For the word "Evils", state how many lines of the records include it, with no other text.
***
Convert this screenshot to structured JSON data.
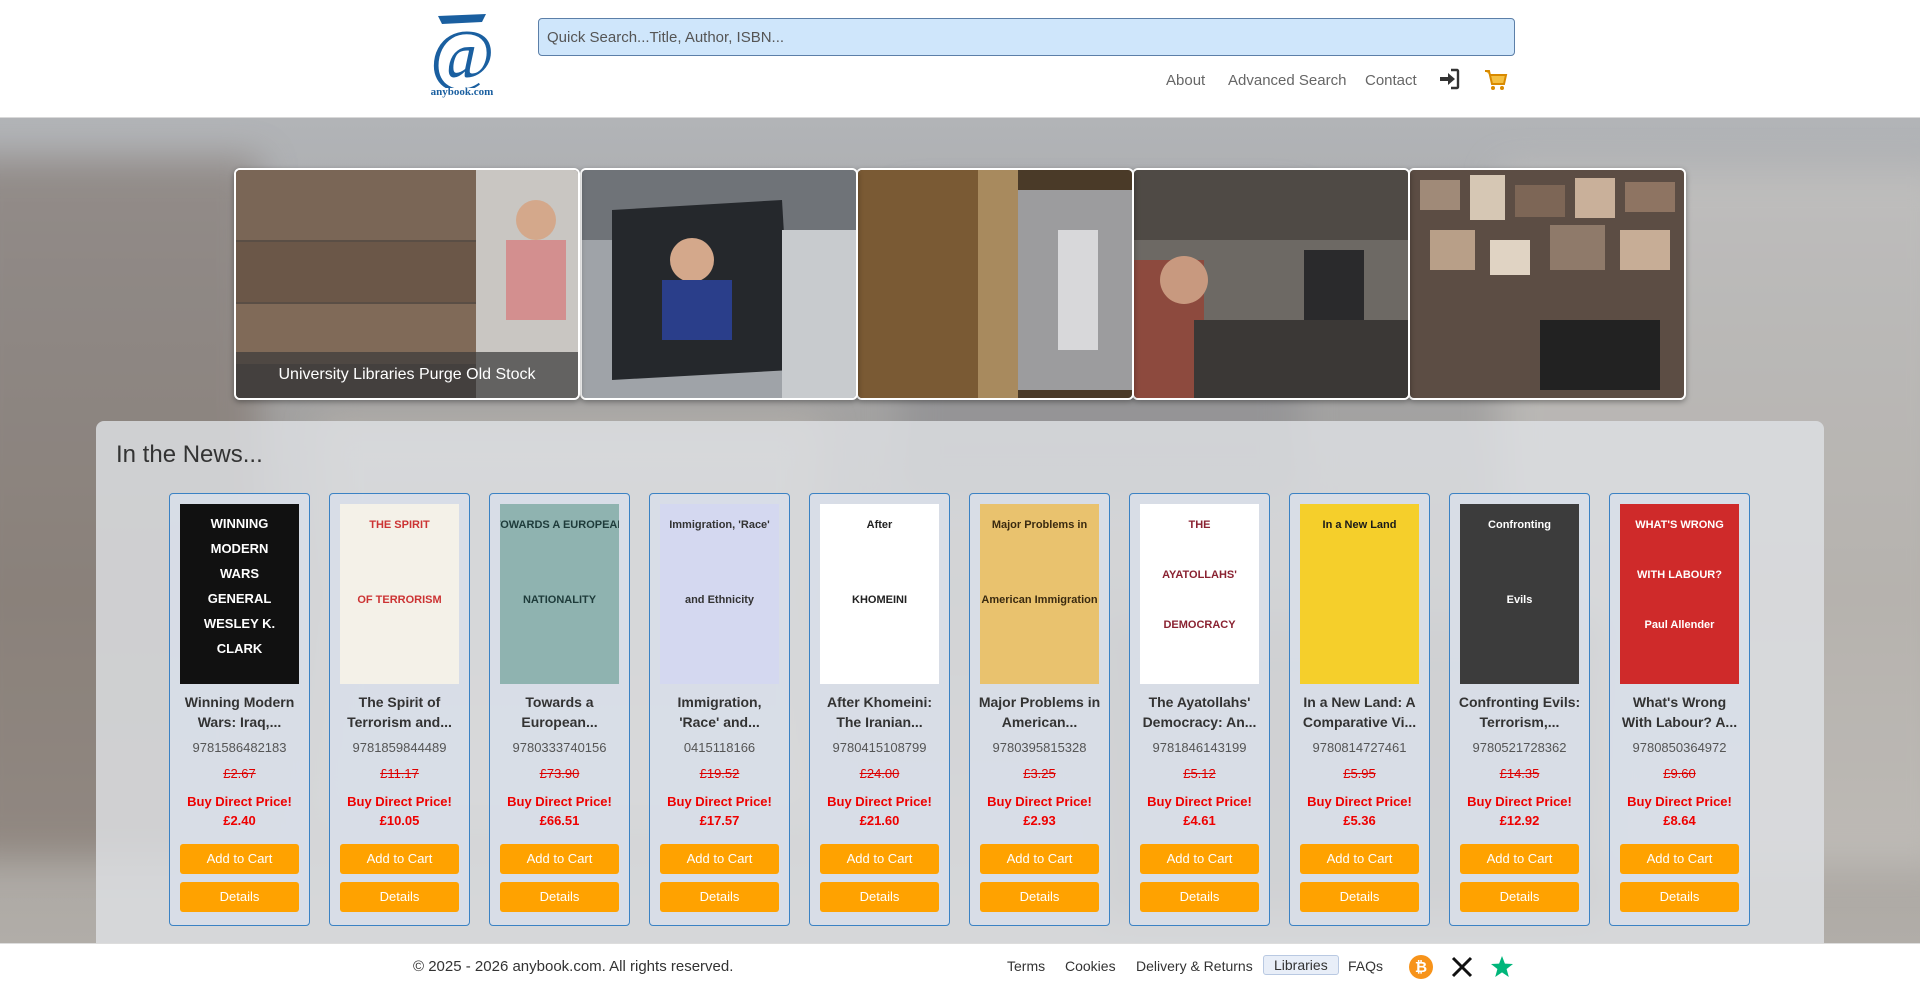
{
  "header": {
    "logo_text": "anybook.com",
    "search_placeholder": "Quick Search...Title, Author, ISBN...",
    "nav": [
      "About",
      "Advanced Search",
      "Contact"
    ]
  },
  "carousel": {
    "caption": "University Libraries Purge Old Stock"
  },
  "news": {
    "title": "In the News...",
    "books": [
      {
        "title": "Winning Modern Wars: Iraq,...",
        "isbn": "9781586482183",
        "rrp": "£2.67",
        "label": "Buy Direct Price!",
        "price": "£2.40"
      },
      {
        "title": "The Spirit of Terrorism and...",
        "isbn": "9781859844489",
        "rrp": "£11.17",
        "label": "Buy Direct Price!",
        "price": "£10.05"
      },
      {
        "title": "Towards a European...",
        "isbn": "9780333740156",
        "rrp": "£73.90",
        "label": "Buy Direct Price!",
        "price": "£66.51"
      },
      {
        "title": "Immigration, 'Race' and...",
        "isbn": "0415118166",
        "rrp": "£19.52",
        "label": "Buy Direct Price!",
        "price": "£17.57"
      },
      {
        "title": "After Khomeini: The Iranian...",
        "isbn": "9780415108799",
        "rrp": "£24.00",
        "label": "Buy Direct Price!",
        "price": "£21.60"
      },
      {
        "title": "Major Problems in American...",
        "isbn": "9780395815328",
        "rrp": "£3.25",
        "label": "Buy Direct Price!",
        "price": "£2.93"
      },
      {
        "title": "The Ayatollahs' Democracy: An...",
        "isbn": "9781846143199",
        "rrp": "£5.12",
        "label": "Buy Direct Price!",
        "price": "£4.61"
      },
      {
        "title": "In a New Land: A Comparative Vi...",
        "isbn": "9780814727461",
        "rrp": "£5.95",
        "label": "Buy Direct Price!",
        "price": "£5.36"
      },
      {
        "title": "Confronting Evils: Terrorism,...",
        "isbn": "9780521728362",
        "rrp": "£14.35",
        "label": "Buy Direct Price!",
        "price": "£12.92"
      },
      {
        "title": "What's Wrong With Labour? A...",
        "isbn": "9780850364972",
        "rrp": "£9.60",
        "label": "Buy Direct Price!",
        "price": "£8.64"
      }
    ],
    "add_label": "Add to Cart",
    "details_label": "Details"
  },
  "covers": [
    {
      "lines": [
        "WINNING",
        "MODERN",
        "WARS",
        "GENERAL",
        "WESLEY K.",
        "CLARK"
      ],
      "bg": "#111111",
      "fg": "#ffffff"
    },
    {
      "lines": [
        "THE SPIRIT",
        "OF TERRORISM"
      ],
      "bg": "#f4f1e8",
      "fg": "#c33"
    },
    {
      "lines": [
        "TOWARDS A EUROPEAN",
        "NATIONALITY"
      ],
      "bg": "#8fb3b0",
      "fg": "#1e3b3a"
    },
    {
      "lines": [
        "Immigration, 'Race'",
        "and Ethnicity"
      ],
      "bg": "#d4d8f0",
      "fg": "#333"
    },
    {
      "lines": [
        "After",
        "KHOMEINI"
      ],
      "bg": "#ffffff",
      "fg": "#222"
    },
    {
      "lines": [
        "Major Problems in",
        "American Immigration"
      ],
      "bg": "#e9c26e",
      "fg": "#3a2a10"
    },
    {
      "lines": [
        "THE",
        "AYATOLLAHS'",
        "DEMOCRACY"
      ],
      "bg": "#ffffff",
      "fg": "#8a2231"
    },
    {
      "lines": [
        "In a New Land"
      ],
      "bg": "#f5cf2b",
      "fg": "#1a1a1a"
    },
    {
      "lines": [
        "Confronting",
        "Evils"
      ],
      "bg": "#3c3c3c",
      "fg": "#ffffff"
    },
    {
      "lines": [
        "WHAT'S WRONG",
        "WITH LABOUR?",
        "Paul Allender"
      ],
      "bg": "#cf2a2a",
      "fg": "#ffffff"
    }
  ],
  "footer": {
    "copyright": "© 2025 - 2026 anybook.com. All rights reserved.",
    "links": [
      "Terms",
      "Cookies",
      "Delivery & Returns",
      "Libraries",
      "FAQs"
    ]
  },
  "colors": {
    "accent": "#ffa200",
    "price_red": "#e00000",
    "card_border": "#3b82c4",
    "brand_blue": "#1a5fa0"
  }
}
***
Exercise answer:
2